*** Task input ***

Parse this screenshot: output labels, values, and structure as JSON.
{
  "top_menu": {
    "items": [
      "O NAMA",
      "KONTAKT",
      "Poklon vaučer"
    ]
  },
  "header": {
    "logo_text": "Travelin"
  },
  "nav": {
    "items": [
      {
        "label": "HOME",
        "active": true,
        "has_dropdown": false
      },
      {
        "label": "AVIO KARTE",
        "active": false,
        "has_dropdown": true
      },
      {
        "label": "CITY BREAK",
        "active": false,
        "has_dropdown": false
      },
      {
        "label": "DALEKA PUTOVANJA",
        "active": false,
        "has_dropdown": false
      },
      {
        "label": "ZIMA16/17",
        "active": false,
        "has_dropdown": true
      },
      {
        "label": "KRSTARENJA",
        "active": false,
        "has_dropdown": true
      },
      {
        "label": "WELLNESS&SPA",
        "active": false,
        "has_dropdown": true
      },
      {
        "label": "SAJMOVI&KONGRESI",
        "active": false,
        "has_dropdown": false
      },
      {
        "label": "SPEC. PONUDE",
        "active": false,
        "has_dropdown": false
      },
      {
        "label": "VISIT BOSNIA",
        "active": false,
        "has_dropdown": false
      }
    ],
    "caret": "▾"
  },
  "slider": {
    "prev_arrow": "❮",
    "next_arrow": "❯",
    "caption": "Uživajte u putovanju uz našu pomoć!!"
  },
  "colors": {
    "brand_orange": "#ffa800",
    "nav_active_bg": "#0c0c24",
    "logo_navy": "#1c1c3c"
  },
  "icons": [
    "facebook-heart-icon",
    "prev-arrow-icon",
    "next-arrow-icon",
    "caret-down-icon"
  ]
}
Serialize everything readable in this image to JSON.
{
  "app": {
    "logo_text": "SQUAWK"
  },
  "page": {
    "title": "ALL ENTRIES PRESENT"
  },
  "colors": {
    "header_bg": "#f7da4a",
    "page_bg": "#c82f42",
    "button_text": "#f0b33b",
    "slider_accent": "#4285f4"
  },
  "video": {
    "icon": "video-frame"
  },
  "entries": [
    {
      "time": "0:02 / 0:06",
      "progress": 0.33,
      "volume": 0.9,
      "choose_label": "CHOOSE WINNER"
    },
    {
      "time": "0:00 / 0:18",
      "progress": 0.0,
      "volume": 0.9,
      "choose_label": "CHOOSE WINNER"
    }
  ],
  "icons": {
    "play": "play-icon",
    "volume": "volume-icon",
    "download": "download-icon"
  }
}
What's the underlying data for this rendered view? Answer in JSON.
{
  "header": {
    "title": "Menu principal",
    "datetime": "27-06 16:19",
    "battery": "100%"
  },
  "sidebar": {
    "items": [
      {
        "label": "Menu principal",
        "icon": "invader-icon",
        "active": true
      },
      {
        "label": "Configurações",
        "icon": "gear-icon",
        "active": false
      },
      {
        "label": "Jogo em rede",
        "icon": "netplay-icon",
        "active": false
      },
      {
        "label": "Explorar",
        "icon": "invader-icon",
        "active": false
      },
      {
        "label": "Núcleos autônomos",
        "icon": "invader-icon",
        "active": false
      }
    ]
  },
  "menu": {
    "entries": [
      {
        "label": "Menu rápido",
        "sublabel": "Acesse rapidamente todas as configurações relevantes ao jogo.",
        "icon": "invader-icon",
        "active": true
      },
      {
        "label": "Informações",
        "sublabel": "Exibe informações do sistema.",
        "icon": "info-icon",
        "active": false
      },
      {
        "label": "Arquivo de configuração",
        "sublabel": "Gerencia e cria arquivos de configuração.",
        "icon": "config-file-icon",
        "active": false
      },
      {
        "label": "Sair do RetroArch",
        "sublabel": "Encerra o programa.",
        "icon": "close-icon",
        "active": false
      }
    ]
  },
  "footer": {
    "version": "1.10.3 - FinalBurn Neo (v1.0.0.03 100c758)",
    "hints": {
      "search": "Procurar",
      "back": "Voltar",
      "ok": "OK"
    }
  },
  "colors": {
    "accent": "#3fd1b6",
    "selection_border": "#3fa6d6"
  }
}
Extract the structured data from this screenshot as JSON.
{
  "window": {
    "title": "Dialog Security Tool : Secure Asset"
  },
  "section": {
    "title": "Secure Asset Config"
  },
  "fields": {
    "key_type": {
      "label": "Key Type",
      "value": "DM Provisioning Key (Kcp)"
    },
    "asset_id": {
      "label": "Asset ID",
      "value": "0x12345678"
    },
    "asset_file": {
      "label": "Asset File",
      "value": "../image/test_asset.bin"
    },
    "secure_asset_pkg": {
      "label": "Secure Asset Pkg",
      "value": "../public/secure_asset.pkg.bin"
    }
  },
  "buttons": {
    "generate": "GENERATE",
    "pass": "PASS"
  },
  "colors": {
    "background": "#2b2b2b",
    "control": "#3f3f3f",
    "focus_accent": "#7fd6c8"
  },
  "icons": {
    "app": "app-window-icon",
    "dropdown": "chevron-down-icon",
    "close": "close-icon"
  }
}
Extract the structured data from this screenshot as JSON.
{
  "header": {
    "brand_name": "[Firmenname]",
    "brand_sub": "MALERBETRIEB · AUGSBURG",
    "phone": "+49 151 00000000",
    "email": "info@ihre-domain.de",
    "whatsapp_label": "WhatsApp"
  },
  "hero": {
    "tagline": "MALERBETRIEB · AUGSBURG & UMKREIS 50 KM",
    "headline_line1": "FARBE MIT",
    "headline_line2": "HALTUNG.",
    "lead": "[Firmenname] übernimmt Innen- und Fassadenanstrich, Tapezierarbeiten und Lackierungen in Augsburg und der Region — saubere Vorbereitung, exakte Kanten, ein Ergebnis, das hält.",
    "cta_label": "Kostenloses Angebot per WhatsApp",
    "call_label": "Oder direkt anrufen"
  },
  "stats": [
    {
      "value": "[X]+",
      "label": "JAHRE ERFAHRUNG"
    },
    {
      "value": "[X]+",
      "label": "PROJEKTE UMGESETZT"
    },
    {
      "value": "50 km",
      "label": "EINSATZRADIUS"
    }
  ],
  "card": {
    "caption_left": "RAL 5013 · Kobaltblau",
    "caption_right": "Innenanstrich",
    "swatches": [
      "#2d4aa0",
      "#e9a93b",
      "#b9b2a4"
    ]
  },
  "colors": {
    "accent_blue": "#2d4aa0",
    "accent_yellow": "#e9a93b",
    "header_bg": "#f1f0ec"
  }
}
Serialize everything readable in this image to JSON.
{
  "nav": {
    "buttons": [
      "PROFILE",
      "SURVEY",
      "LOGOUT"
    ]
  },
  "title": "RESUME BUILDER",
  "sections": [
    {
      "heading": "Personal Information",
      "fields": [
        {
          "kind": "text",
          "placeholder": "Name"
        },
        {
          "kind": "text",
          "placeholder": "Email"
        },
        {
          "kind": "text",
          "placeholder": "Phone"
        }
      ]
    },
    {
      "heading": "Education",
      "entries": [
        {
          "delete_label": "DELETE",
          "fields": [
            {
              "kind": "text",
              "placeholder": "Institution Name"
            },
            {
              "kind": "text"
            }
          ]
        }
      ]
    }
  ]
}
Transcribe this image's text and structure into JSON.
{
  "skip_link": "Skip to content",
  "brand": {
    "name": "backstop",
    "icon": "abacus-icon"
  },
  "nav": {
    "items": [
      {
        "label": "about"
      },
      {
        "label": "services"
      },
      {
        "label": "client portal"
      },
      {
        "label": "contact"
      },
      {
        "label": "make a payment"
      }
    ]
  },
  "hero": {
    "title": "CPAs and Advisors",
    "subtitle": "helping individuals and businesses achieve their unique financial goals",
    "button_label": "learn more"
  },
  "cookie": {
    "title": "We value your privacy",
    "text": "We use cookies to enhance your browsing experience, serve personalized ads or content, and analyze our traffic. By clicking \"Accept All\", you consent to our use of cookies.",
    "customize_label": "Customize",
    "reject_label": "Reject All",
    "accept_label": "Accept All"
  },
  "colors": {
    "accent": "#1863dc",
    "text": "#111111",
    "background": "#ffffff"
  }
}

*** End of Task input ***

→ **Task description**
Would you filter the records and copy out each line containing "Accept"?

→ **Exercise solution**
    "text": "We use cookies to enhance your browsing experience, serve personalized ads or content, and analyze our traffic. By clicking \"Accept All\", you consent to our use of cookies.",
    "accept_label": "Accept All"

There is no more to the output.